§ AIM OF THE EXERCISE
Return all lines from the listing below in which the string "Factor" occurs.

╭─ DATA SECTION

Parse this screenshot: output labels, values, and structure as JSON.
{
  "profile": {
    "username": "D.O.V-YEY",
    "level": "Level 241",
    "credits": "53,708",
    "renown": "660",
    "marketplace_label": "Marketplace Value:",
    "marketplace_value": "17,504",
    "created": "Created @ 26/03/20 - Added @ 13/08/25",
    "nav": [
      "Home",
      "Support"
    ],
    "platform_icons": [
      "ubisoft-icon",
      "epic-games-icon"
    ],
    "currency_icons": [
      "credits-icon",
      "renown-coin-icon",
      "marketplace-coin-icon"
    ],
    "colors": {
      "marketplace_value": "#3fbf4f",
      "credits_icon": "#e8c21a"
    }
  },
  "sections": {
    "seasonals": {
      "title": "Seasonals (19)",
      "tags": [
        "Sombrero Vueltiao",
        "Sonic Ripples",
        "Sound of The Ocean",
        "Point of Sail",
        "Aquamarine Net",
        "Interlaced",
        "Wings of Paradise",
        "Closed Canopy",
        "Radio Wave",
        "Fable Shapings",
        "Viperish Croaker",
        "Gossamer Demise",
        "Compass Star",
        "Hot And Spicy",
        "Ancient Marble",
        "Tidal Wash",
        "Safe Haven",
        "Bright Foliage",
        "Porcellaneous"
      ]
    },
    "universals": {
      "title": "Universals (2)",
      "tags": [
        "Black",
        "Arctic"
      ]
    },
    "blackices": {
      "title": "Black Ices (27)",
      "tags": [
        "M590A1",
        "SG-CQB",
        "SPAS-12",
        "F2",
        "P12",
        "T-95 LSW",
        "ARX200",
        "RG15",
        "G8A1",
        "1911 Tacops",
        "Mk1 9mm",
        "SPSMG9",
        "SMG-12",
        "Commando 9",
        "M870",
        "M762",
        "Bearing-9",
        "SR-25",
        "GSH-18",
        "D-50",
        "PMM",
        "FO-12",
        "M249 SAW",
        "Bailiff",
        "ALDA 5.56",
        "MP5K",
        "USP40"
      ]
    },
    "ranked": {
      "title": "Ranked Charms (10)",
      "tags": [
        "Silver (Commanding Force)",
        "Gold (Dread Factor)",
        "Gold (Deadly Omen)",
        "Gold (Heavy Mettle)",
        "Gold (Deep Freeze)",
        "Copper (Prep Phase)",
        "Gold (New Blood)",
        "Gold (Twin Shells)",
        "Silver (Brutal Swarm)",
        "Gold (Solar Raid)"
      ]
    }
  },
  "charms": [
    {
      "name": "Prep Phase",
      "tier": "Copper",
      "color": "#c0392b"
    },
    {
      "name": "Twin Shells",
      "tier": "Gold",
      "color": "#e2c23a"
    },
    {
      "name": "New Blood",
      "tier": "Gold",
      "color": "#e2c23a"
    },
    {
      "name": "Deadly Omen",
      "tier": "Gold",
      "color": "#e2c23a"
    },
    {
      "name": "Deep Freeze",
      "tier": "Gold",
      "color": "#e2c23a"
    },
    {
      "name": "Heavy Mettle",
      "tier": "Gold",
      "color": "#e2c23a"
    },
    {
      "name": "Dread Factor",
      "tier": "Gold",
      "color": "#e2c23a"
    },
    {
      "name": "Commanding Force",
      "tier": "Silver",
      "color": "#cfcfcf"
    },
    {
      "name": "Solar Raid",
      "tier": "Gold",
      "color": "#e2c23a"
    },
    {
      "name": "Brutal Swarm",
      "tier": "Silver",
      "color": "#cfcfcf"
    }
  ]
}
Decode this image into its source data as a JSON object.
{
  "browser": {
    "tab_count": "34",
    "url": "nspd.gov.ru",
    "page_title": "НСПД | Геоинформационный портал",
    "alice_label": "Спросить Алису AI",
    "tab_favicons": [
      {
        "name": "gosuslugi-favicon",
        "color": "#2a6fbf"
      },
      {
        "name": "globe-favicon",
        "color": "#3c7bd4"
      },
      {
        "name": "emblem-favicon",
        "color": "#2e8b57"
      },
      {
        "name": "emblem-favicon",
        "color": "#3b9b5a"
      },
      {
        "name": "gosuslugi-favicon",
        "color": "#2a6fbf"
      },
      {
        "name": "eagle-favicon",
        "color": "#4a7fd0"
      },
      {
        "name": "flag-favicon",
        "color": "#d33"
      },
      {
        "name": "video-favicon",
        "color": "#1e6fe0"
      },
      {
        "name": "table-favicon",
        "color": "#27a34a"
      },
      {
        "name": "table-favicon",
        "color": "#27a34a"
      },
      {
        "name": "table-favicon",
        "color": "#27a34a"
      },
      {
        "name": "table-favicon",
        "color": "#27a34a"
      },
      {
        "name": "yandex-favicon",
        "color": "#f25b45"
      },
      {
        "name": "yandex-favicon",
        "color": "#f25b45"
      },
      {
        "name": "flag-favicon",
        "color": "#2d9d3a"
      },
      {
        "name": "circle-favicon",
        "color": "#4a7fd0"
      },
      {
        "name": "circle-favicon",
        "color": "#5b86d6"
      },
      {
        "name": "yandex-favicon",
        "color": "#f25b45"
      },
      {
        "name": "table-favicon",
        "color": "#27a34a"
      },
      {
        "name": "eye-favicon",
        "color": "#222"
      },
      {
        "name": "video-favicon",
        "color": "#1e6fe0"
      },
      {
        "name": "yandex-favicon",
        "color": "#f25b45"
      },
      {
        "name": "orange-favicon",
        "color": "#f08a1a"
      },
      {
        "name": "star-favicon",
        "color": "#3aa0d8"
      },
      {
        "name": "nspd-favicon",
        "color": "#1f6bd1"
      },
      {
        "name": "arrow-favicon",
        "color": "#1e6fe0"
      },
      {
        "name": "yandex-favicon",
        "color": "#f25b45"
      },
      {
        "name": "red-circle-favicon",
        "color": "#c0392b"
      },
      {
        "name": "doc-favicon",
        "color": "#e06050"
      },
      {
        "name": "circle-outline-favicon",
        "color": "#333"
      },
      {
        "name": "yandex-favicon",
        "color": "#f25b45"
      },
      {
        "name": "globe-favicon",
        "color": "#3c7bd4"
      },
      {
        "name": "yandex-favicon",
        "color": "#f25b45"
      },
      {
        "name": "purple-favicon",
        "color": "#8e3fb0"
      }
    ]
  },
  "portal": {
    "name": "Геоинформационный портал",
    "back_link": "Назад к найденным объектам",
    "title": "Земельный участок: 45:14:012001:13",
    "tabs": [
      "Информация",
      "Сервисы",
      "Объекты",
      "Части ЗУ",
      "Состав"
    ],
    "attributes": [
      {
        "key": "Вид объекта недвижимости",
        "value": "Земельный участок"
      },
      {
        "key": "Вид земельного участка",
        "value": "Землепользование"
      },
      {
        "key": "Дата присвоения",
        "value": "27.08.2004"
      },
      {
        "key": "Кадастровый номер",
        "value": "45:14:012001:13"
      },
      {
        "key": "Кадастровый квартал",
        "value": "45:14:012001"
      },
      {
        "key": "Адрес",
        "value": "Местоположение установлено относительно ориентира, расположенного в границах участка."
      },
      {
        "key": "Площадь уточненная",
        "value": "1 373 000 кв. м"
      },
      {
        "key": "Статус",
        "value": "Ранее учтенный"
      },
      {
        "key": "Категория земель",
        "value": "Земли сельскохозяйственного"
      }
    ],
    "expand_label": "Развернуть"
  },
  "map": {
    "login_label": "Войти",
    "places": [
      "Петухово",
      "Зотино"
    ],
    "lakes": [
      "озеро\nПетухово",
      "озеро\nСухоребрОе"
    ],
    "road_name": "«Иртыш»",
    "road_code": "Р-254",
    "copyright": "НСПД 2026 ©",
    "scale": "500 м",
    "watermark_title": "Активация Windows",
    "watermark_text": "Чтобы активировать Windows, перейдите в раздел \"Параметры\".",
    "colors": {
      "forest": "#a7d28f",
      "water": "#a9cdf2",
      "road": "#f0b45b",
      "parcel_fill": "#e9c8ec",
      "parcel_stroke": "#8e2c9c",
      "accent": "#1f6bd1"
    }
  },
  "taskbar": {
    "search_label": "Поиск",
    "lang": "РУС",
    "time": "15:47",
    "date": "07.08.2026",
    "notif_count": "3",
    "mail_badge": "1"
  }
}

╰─

§ YOUR SOLUTION
        "Gold (Dread Factor)",
      "name": "Dread Factor",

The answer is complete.